My Le Clip is a little time-yellowed and the battery has long-since died, so it doesn’t work. And here seems to be a major issue. I examined it closely all over and I can’t find any way to get into the (seemingly) single piece grey housing to change the battery. Nobody online seems to have managed it either. Do you know how to? Maybe the glass can be removed somehow, but I don’t want to wreck it trying to prize it open with a blade. So, alas it’ll probably never work again.
What did that mean at the time? I have no idea – the original instructions state that it required ‘qualified personnel’ to replace the battery. Presumably the battery lasted long enough for it to be worn and enjoyed as a fun, jaunty and colourful (and apparently rather expensive) ‘fast fashion’ accessory typical of the times before it was discarded and forgotten about – and then thrown away. Or lost.
Le Fin <Le Sigh>
I think that, due to the difficulty of reading them and the very ‘of its time’ design and patterns, the wonderful Le Clip was probably a flash in the pan gimmick at the tail-end of the 1980s. Like a struck match, it burnt strong but fast after its launch. I was 11 at the time and don’t remember them, and I can’t say that I’ve noticed one or heard about one since. And nor is there much online about them, indicating they haven’t piqued much interest – yet.

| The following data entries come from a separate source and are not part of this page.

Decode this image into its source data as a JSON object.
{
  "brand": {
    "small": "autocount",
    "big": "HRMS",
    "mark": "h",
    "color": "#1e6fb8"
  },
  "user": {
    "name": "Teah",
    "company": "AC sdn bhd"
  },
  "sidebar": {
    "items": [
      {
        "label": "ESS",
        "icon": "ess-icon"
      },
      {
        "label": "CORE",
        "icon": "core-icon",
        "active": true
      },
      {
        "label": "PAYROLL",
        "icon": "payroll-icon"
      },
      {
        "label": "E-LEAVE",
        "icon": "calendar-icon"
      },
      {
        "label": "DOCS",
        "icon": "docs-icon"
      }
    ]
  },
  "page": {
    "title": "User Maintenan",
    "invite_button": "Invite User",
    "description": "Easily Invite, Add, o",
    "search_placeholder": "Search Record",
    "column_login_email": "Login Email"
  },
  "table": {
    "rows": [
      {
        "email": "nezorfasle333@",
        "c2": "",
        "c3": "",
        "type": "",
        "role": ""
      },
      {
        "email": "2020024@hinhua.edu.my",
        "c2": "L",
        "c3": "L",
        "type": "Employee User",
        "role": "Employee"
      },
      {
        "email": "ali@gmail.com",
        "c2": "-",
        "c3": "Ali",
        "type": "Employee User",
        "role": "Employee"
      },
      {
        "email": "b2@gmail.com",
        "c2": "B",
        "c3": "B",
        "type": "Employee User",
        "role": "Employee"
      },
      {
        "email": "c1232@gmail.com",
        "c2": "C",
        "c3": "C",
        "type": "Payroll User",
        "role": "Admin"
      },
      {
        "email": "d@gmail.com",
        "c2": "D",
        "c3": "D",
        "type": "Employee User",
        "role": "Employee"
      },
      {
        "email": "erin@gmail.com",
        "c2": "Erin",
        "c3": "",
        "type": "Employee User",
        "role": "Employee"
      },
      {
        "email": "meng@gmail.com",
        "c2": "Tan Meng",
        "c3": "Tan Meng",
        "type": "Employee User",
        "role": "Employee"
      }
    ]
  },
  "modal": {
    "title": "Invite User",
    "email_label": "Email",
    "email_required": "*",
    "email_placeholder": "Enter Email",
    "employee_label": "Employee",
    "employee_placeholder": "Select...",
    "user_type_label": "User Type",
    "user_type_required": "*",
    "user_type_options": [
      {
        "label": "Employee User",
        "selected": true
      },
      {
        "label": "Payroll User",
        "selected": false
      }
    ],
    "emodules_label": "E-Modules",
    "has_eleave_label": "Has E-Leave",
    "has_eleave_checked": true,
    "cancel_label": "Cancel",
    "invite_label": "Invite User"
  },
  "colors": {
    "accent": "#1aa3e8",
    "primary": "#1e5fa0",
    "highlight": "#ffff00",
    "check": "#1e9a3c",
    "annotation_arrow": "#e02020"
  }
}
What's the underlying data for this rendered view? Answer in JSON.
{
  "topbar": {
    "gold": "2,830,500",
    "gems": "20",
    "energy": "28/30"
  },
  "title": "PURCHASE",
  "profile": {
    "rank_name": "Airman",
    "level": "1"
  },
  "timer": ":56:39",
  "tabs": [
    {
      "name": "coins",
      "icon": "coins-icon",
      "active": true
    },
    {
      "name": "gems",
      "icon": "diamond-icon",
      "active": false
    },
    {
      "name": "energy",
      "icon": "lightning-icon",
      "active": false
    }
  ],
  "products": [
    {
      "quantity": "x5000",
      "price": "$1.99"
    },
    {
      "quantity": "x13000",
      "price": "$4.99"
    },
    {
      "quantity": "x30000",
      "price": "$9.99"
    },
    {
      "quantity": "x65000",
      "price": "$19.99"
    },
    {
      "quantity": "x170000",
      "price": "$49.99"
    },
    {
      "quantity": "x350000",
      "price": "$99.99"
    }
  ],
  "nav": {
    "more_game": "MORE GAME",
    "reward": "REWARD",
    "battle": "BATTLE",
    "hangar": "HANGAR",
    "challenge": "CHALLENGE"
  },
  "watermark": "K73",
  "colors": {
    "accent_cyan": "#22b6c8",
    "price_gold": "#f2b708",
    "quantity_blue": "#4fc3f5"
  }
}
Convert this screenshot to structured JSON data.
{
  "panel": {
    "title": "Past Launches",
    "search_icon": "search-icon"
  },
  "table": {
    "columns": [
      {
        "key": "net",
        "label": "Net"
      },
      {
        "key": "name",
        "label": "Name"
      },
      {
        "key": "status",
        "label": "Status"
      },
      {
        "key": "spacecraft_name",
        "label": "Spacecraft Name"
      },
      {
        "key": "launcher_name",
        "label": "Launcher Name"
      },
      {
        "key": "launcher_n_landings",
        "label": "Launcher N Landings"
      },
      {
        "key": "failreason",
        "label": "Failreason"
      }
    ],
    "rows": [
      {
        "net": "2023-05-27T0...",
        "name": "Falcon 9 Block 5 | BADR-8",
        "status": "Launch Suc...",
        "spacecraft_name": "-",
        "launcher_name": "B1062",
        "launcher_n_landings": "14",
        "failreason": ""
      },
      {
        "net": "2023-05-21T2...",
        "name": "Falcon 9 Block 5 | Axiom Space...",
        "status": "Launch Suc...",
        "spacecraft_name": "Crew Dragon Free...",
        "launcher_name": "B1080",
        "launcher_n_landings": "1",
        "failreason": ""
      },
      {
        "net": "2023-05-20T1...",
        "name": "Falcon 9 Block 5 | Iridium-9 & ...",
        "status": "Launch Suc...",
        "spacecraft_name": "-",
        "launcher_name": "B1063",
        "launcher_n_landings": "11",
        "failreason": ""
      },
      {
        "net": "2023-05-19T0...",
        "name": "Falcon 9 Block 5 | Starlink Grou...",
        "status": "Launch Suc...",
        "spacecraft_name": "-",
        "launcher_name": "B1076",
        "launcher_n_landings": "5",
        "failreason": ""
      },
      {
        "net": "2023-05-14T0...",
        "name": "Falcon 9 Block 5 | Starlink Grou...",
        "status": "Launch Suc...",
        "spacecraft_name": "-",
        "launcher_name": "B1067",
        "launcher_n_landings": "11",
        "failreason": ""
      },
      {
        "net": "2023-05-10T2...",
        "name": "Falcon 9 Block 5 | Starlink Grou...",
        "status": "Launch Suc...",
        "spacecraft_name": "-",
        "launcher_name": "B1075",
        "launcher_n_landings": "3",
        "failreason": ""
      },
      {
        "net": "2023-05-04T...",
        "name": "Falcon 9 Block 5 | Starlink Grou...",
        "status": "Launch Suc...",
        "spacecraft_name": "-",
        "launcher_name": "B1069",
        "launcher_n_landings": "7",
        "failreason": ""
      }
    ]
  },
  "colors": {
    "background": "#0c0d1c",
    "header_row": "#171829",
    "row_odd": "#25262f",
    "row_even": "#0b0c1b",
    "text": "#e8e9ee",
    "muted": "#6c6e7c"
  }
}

A couple of sources say that the company went down and the factory was taken over by Zeno Watches, who continued to manufacture them for a while, bearing their name on the faces.
It’s probable that most Le Clips must have ended up being binned when they fell out of fashion and eventually stopped working, as I can’t find too many of them for sale online. When you consider how many were sold over three decades ago, it’s the only answer – unless they’re still lurking around in lofts and drawers across the world. Whatever happened to the rest of them, I’ll proudly wear my Le Clip like a brooch or pin, and smile every time I pull my lapel up and angle and arch my neck to see it…